Emerging into the warmer days of spring, the irresistible urge to get outside and adventure always accompanies the budding leaves.
For me, the ideal destination is Dinosaur National Monument in northwest Colorado and northeast Utah. It’s among more than 400 other units of the National Park System, that for Americans, represent the places and the historic events that created who we are as a people, but also the places we can be most proud of. Dinosaur National Monument is more than a national icon, it’s like home.
Oil and gas infrastructure overwhelms large swaths of land south of Dinosaur National Monument, impairing wildlife corridors, degrading air and water quality and contributing to the climate crisis. As these impacts continue to be made clear, it is imperative that lands should be protected from future development. So why would we allow two exploratory gas wells to be drilled right next to the monument’s western boundary?
I was surprised to see that late last month an operator submitted two new drilling applications to the Utah Commission on Oil, Gas and Mining for a set of wells located roughly 2,000 ft off the western boundary of Dinosaur National Monument. These are for Bureau of Land Management lands, in an area categorized as sensitive wildlife habitat with wilderness characteristics and visible from a large swath of Dinosaur’s western backcountry. The drilling location is little more than a mile away from the world famous Carnegie Fossil Quarry, an internationally significant paleontological resource.

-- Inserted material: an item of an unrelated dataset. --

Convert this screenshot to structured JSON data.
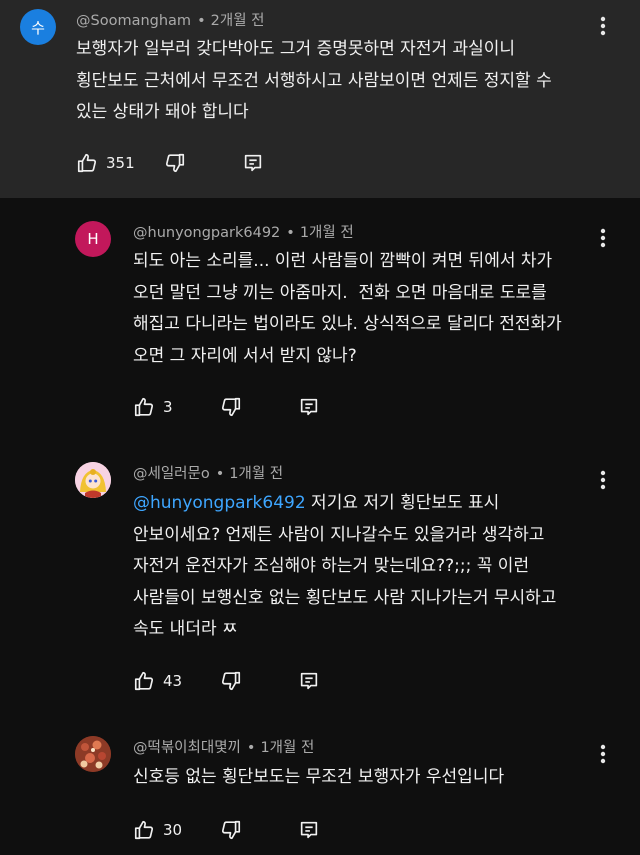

The drilling company has proposed using explosives to blast a new road on top of a narrow mesa that shares the monument’s western boundary.
The vast majority of energy development has been located south and west of the monument is the Uinta Basin: Utah’s largest oil and gas producing zone and the world’s largest known oil shale deposit. Tens of thousands of oil and gas wells have been sunk here over the last century, with most of them densely packed 30 miles away from Dinosaur National Monument. Even at this distance, the cumulative emissions from energy development in the Uinta Basin can be detected on air quality monitors in the monument. The area seasonally dips into ozone nonattainment, annually exceeding federal health and environmental safety standards.
In Utah, U.S. Interstate 40 runs on an east-to-west trajectory south of Dinosaur National Monument and across the expansive Uinta Basin, creating a physical delineation between lands of intensive energy development to the south and lands more oriented toward grazing, wildlife habitat and recreation to the north. While energy production in the area has been down for years, tourism around Dinosaur has remained stable. A 2018 National Parks Report found that Dinosaur National Monument generated over $20 million in economic benefits to the Vernal area.
As the COVID pandemic has pushed more and more people outside, Utah visitors are seeking places to escape increasingly crowded national parks. Allowing an exploratory oil well to be drilled so close to a place like Dinosaur National Monument is not only tone deaf to the looming climate crisis, but an abandonment of the national park idea and devalues a sustainable economic resource.
Dinosaur National Monument is a world class wonder of the National Park System. Located in Colorado and Utah, the monument is an extraordinary arrangement of geography containing a diverse assemblage of plants and animals. There’s 11,000 years of known cultural resources with 36 tribes and pueblos having significant connection with the land.
Dinosaur National Monument displays the most complete geological record of any national park unit, over 1.1 billion years of sequential Earth history including extraordinary fossil deposits extending back some 540 million years. Over 90% of Dinosaur retains wilderness character, full of unconfined solitude, iconic river canyons and some of the darkest night skies you’ll ever see.
Simply put, Dinosaur National Monument is exceptional, marvelous, phenomenal. Nothing should be allowed to encroach on those values or heritage.
BLM has indicated they intend to move forward opening a 30-day comment period in early May. These are some of Utah’s wildest public lands, lands with at best a trivial amount of oil and gas but where development would scar the land for decades — if not permanently.
Given the extent of energy development nearby, the growing scarcity of solitude, the urgent need to reduce emissions from oil and gas development; it’s completely inappropriate to develop a set of wells on the doorstep of such a national treasure. Your voice is needed.
Cody M. Perry is the founder and director of Rig To Flip, a film company specializing in storytelling about the Colorado River Basin’s land, water and people. Rig To Flip works with nonprofits, federal land agencies, outdoor brands, tribes and rural communities to create conservation stories that build understanding, engagement and stewardship.